When the Army rotated fresh units into Iraq this spring, the newly arrived forces left some of their tanks, Bradley infantry vehicles and armored personnel carriers at home, figuring they needed a higher proportion of Humvees to be light and more agile to deal with insurgents.
But as the anti-occupation violence has grown, Army leaders have concluded that the lighter force should be stiffened with more armor. Initially the response was to add armor plates to the Humvees, giving them a measure of extra protection. Now, even that seems too little.
Gen. Larry Ellis, commander of Army Forces Command, recently told his superiors at Army headquarters that Humvees equipped with extra armor are inadequate in the face of insurgent attacks, a senior defense official said.
The matter has become an issue in the presidential race. Democratic candidate John Kerry’s campaign said Tuesday the Army’s call for more armored vehicles is an example of the Bush administration’s “disregard for the men and women who put their lives on the line every day in Iraq.”
At the Pentagon, Gen. Richard Myers, chairman of the Joint Chiefs of Staff, said that the request has not reached his office, but he understands U.S. commanders want a “modest” increase in armor for troop protection. He did not specify the type of vehicles that would be added, but presumably it would be a mix of tanks, Bradleys and armored personnel carriers.
“It’s not a major change in philosophy” about how to defeat the insurgency, Myers said.
Myers argued that Humvees with extra armor tacked on have been proven lifesavers in Iraq.
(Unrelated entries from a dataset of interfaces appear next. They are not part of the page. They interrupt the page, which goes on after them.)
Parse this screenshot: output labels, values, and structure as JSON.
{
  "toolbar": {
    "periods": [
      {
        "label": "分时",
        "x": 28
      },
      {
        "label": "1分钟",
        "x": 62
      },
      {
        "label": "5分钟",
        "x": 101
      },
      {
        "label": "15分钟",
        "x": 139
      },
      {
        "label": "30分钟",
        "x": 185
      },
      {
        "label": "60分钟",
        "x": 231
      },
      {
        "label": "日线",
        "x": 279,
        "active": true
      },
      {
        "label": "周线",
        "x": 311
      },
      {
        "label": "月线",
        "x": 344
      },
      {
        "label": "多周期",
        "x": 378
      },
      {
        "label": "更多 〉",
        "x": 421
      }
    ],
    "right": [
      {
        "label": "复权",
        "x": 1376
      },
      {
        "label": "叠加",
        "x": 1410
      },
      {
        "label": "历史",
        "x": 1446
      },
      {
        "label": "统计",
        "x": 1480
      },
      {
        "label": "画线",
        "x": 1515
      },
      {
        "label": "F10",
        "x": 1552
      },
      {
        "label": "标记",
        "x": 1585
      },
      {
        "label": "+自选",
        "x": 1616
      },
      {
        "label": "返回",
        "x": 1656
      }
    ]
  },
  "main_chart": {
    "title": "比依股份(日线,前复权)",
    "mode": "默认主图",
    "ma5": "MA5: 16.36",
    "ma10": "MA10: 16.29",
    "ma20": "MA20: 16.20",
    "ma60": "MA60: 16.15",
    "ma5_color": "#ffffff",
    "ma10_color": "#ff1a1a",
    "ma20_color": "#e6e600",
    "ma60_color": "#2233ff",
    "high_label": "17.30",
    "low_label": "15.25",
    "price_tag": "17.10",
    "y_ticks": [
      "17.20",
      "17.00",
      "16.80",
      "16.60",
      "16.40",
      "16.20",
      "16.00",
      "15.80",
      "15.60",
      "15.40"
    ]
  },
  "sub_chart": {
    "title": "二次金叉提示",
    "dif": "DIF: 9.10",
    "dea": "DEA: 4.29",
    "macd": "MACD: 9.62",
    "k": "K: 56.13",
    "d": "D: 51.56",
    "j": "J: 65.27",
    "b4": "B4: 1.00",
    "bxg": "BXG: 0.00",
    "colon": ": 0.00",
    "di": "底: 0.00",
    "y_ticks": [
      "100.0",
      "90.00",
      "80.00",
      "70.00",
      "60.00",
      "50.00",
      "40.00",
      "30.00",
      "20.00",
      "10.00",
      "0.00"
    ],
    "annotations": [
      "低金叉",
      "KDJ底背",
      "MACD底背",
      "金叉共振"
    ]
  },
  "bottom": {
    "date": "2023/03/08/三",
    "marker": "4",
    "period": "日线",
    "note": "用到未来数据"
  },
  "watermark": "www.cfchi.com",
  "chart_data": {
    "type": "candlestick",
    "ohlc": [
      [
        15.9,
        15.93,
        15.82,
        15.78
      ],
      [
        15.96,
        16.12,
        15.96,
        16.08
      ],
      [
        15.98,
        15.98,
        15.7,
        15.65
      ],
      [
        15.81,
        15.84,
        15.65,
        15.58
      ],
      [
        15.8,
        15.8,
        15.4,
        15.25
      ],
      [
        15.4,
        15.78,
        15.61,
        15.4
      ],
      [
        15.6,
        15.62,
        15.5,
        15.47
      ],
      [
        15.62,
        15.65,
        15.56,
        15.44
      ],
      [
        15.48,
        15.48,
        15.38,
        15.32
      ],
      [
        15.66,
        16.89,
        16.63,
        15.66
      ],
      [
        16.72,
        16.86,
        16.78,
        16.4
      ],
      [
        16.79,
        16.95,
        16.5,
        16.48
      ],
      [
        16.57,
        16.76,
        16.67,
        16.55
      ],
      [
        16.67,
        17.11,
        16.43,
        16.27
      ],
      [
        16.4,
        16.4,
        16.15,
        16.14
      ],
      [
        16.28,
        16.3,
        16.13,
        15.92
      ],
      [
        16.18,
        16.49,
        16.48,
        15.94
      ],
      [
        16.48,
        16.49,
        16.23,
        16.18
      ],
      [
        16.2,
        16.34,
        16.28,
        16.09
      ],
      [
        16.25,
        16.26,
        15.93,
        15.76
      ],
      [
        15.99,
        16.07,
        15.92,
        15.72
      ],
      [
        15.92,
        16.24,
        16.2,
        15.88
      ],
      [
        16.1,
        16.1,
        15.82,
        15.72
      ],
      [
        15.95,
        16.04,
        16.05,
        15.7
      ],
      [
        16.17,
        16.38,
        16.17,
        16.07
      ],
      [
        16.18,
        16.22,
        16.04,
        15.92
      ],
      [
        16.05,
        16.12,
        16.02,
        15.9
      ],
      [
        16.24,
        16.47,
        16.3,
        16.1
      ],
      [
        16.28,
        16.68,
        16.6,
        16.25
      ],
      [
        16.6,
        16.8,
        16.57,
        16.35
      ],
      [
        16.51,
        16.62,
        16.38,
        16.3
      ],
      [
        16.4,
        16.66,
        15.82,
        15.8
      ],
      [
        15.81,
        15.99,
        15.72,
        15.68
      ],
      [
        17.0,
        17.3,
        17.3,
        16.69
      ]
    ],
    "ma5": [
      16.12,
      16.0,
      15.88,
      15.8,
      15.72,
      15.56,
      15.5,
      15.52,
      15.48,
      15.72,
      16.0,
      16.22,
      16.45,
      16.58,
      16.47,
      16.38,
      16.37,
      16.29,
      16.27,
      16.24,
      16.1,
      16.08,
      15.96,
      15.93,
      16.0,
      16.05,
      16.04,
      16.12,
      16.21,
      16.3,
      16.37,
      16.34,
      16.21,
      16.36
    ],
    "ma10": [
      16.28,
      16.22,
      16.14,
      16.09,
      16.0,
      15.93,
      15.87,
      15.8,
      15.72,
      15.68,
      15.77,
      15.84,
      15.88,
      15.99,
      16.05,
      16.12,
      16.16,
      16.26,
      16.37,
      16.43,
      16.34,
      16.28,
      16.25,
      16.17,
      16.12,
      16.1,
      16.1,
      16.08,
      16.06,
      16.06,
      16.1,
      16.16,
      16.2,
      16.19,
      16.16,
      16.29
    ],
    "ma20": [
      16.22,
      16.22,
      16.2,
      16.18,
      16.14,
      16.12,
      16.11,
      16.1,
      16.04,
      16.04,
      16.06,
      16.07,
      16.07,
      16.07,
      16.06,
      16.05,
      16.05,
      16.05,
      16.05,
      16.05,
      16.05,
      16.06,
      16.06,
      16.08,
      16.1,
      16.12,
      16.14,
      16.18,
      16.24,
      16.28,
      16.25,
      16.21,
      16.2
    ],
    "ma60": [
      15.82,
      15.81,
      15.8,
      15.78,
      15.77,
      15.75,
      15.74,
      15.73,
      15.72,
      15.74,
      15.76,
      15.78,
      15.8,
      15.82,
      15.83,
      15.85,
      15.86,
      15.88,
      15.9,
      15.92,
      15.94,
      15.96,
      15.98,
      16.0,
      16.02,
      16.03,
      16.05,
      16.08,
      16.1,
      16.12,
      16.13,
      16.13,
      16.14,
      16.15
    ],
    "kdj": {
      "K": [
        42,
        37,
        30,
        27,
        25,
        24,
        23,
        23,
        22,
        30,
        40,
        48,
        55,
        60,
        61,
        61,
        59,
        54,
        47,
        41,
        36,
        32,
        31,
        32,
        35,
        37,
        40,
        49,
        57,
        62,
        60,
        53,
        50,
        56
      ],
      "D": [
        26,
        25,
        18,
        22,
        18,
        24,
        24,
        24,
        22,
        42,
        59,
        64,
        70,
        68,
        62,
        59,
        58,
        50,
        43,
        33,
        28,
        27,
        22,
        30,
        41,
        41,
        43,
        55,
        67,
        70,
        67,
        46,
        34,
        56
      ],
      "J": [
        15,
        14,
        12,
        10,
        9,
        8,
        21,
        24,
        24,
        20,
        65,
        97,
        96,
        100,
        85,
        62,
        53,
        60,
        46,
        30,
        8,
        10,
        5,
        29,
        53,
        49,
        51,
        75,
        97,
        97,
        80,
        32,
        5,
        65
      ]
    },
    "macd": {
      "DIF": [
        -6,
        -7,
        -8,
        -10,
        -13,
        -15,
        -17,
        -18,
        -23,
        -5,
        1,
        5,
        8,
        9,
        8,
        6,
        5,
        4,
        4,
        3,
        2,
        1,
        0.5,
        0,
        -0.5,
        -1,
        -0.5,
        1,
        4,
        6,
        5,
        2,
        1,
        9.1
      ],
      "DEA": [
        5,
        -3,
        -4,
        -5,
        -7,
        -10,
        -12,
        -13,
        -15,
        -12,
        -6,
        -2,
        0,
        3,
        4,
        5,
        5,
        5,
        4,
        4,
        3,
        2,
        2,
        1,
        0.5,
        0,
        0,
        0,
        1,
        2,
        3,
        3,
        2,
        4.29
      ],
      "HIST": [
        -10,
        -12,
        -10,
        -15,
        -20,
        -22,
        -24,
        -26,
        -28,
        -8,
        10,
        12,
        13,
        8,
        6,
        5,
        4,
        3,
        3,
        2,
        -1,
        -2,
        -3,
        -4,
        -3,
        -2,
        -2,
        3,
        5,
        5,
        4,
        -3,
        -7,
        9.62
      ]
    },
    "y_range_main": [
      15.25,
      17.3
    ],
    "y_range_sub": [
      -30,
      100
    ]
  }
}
He also stressed that even the most heavily armored vehicle – the M1A1 Abrams tank – cannot fully protect the soldiers inside when hit with an improvised explosive armed with a 105mm shell.
Gen. Paul Kern, commander of Army Material Command, which supplies the Humvees and the rest of the equipment used in Iraq, said in an Associated Press interview Tuesday that U.S. commanders in Iraq have made “adjustments” that include requesting more heavily armored vehicles.
Kern said he could not discuss the details because it would reveal too much about the military’s operations in Iraq, but he said the change has had a ripple effect on the supply of spare parts.
Speaking at his office at Fort Belvoir, Va., Kern also said he disagrees with those who say the heavy strain on the Army since Sept. 11, 2001, is a temporary “spike,” and not a longer-term pattern. He sees no reason to expect a dropoff anytime soon in the Iraq or Afghanistan missions.
“We believe that the tempo of current operations is one which we need to continue to plan for,” he said. “There were some suggestions in the past that we were at a peak. We think that this war on terrorism is going to be more of a norm for some period of time.”
Kern did not discuss U.S. troop levels in Iraq, but Defense Secretary Donald H. Rumsfeld said Tuesday that he was studying options for maintaining the 135,000-strong U.S. force in Iraq beyond this summer. The force was to have been cut to 115,000. Rumsfeld recently scratched that plan, extending the tours of about 20,000 soldiers who otherwise would have left Iraq this month.
Rumsfeld said he also was looking at possibilities for increasing the force beyond 135,000 at some point.
“I should add that we have no requests along that line, either for replacement troops or for troops above the replacement level,” he said.
The defense secretary left open the possibility that the administration would have to ask Congress sooner than it had planned for additional billions of dollars to run the Iraq war. So far the administration has said it did not intend to ask for more money until early 2005.
Rumsfeld said his budget specialists are reviewing figures to see if they can make ends meet on the existing budget.
“Is it conceivable that they’re not going to be able to manage the additional costs?” he asked without answering, referring to the cost of keeping more troops in Iraq than previously planned and the cost of intensified up fighting.